*** Record excerpts ***
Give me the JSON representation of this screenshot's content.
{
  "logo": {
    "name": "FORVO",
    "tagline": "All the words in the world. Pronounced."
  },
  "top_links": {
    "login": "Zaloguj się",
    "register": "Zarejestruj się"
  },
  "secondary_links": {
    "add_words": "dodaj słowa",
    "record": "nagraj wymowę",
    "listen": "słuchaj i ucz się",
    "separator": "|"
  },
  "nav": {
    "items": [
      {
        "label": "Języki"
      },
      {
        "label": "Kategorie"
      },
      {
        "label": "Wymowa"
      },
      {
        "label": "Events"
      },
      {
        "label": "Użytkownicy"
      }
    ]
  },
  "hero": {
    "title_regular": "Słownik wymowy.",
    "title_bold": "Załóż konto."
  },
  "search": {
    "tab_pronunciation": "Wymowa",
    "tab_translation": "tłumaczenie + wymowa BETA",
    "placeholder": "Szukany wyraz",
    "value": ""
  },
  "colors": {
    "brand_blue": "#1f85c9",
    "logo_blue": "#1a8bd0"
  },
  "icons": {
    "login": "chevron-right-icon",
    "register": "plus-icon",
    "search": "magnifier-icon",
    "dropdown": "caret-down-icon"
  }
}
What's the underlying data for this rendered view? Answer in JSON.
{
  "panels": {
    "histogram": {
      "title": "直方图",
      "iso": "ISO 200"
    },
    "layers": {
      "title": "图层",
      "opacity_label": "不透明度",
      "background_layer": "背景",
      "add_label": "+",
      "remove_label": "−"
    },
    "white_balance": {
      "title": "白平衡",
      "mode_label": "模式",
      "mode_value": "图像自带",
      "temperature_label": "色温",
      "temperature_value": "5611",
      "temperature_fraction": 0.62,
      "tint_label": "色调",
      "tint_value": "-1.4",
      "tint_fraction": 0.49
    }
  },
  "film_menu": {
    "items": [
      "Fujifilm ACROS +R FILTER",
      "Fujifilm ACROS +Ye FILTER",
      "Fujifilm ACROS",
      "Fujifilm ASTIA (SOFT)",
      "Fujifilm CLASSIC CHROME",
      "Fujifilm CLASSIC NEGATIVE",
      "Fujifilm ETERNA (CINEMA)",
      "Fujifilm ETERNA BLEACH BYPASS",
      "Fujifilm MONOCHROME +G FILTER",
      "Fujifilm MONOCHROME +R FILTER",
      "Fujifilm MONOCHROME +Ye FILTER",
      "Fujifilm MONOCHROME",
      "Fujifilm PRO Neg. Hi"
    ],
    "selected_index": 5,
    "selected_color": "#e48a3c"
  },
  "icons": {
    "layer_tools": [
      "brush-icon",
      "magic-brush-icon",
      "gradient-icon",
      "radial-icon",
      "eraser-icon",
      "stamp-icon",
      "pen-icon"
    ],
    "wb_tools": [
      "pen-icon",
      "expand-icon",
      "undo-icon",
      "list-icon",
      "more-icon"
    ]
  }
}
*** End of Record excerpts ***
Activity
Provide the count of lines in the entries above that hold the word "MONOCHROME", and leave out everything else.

Expected answer
4